ACTIVITY —
When a line in the material contains the word "title", copy it.

DATASET EXTRACT —
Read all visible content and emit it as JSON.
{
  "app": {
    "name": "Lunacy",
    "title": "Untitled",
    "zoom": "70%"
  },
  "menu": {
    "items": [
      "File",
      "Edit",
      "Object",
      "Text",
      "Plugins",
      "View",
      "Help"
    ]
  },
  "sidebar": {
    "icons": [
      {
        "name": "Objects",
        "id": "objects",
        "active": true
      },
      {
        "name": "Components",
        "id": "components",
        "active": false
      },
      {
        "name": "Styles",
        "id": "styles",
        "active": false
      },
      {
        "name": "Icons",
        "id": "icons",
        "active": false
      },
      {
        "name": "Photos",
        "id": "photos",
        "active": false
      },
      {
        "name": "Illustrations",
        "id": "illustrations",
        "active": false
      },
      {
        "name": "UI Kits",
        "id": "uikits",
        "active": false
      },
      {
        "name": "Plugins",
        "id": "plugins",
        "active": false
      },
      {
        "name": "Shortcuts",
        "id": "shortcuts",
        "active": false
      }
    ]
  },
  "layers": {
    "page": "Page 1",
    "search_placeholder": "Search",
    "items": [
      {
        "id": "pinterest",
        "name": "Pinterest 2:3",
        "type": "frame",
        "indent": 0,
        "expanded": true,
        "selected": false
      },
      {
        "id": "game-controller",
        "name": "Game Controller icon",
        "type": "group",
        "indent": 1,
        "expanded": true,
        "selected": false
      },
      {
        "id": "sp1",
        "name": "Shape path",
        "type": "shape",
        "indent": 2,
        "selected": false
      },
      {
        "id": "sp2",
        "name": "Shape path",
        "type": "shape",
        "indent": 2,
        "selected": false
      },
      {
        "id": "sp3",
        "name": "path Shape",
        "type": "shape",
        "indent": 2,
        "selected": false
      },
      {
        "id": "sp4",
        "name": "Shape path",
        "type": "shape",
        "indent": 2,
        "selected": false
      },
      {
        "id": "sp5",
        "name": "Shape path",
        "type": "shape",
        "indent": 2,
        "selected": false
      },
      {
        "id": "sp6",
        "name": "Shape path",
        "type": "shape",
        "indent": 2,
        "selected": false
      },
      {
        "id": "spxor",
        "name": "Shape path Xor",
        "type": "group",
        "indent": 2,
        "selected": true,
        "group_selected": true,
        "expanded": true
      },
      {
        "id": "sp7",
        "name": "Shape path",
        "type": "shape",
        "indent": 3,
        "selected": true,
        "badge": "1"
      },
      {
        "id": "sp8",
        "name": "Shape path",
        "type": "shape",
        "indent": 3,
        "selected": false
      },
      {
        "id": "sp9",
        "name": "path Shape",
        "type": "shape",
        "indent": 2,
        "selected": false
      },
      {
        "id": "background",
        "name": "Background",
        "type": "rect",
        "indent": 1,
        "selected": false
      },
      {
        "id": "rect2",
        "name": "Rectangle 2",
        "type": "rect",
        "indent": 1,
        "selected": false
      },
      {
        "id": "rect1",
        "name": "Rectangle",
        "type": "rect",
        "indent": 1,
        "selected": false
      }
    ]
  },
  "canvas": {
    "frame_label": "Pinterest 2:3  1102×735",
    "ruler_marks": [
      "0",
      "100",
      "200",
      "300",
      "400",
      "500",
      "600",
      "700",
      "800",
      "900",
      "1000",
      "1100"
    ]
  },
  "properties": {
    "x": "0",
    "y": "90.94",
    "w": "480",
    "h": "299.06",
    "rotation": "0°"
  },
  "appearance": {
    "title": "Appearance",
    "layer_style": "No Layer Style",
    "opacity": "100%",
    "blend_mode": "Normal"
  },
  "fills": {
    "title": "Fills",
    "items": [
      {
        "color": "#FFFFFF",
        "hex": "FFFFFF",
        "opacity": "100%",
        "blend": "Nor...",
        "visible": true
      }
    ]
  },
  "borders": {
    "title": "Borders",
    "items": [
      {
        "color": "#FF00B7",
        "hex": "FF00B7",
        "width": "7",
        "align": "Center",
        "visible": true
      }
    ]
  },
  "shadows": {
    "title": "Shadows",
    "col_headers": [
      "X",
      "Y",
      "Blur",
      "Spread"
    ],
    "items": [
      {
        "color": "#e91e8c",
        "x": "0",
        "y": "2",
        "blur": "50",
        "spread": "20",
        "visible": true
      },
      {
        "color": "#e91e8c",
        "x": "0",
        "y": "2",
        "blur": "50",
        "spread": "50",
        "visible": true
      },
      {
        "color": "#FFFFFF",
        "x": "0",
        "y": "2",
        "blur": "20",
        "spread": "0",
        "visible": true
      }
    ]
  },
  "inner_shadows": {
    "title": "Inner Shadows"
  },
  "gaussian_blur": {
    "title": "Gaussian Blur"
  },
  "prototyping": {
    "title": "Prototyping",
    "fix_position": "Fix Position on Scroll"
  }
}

ANSWER TO THIS EXERCISE —
    "title": "Untitled",
    "title": "Appearance",
    "title": "Fills",
    "title": "Borders",
    "title": "Shadows",
    "title": "Inner Shadows"
    "title": "Gaussian Blur"
    "title": "Prototyping",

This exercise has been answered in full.